Thursday, January 27, 2011

Does Washington Really Want Democracy for Egypt?

The US is stuck on the wrong side of a thorny problem.   While it loudly champions the spread of democracy it quietly props up compliant despots.  Think Egypt, think Saudi Arabia, think Kuwait and the Emirates.   America has a rich legacy of this sort of thing in South and Central America, Southeast Asia, even Africa.  Unfortunately it's a policy that rarely ends well.

South America today, once considered a gaggle of American fiefdoms, is breaking free of Washington's hold.    The US once had much of Africa its for the taking but now it is being muscled out by China.

But a classic example of how American policy backfires is Palestine.  The Palestinian people, offered a free choice between pro-American Fatah and pro-Palestinian Hamas, elected Hamas.  So what do the US and Israel do?  They ignore the election and carry on as though Fatah's Palestinian Authority was the legitimate voice of the Palestinians.  They even smuggle arms to the PA for the violent overthrow of Hamas.  Now al Jazeera has unveiled documents showing that the PA was willing to sell out the Palestinians to Israel on East Jerusalem and West Bank settlements.   And the Americans wonder how Islamist movements gain popular support?

Awful as the Palestine problem is, the US and Israel are far more concerned today with the uprising in Cairo and Suez that threatens their compliant despot, Mubarak.  Mubarak and his party have held onto power for 30-years largely thanks to fixed elections.   For a government that claims to embrace democracy, Mubarak has been preparing to hand control over to his son who is even more hated and has reportedly fled the country.

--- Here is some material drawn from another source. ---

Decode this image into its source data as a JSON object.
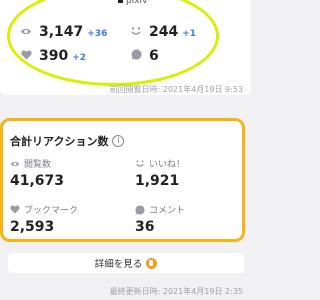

The Egyptian protests face far greater hurdles than the apparently successful uprising earlier this week in Tunisia.  Israel, which counts Mubarak as its strongest regional ally, has most to lose should he be topped.  Israeli leaders, however, believe Mubarak's control over Egypt's security forces is stable and will enable him to put down any uprising.   

Secretary of State Hillary Clinton said Wednesday that "we support the universal rights of the Egyptian people, including the rights to freedom of expression, association, and assembly. And we urge the Egyptian authorities not to prevent peaceful protests or block communications, including on social media sites."

"We believe strongly that the Egyptian government has an important opportunity at this moment in time to implement political, economic, and social reforms to respond to the legitimate needs and interests of the Egyptian people." 

The White House may actually hope that Mubarak will give in and implement reforms, something to placate the protesters, while retaining his hold on power.  Some American diplomats, however, doubt Mubarak will budge.

America may have placed itself in a lose-lose situation on Egypt's troubles, one that may be decided more by its interests in Riyadh than in Cairo.



Beijing York said...

Such hypocrites! They certainly lent loud moral support when it comes to people rebelling against the current governments in Iran (green revolution), Burma (saffron revolution), Lebanon (cedar revolution), and a whole slew of colour revolutions in former Soviet states helped by George Soro's Open Democracy Initiative.

My friend in Egypt says that the situation is not as violent as the western media is reporting but that it's still frightening. She said things will definitely escalate if Mubarak doesn't step down.

The Mound of Sound said...

I can see Mubarak stepping down, even leaving Egypt but will that really change things? I don't know that Egypt's powerful military are reform minded and without the military's support for democratic reform, Mubarak's brutal security services should be able to suppress the rioters.

We saw in Iran and East Germany (among others) that the a despotic government has to fall entirely to successfully decapitate the security apparatus.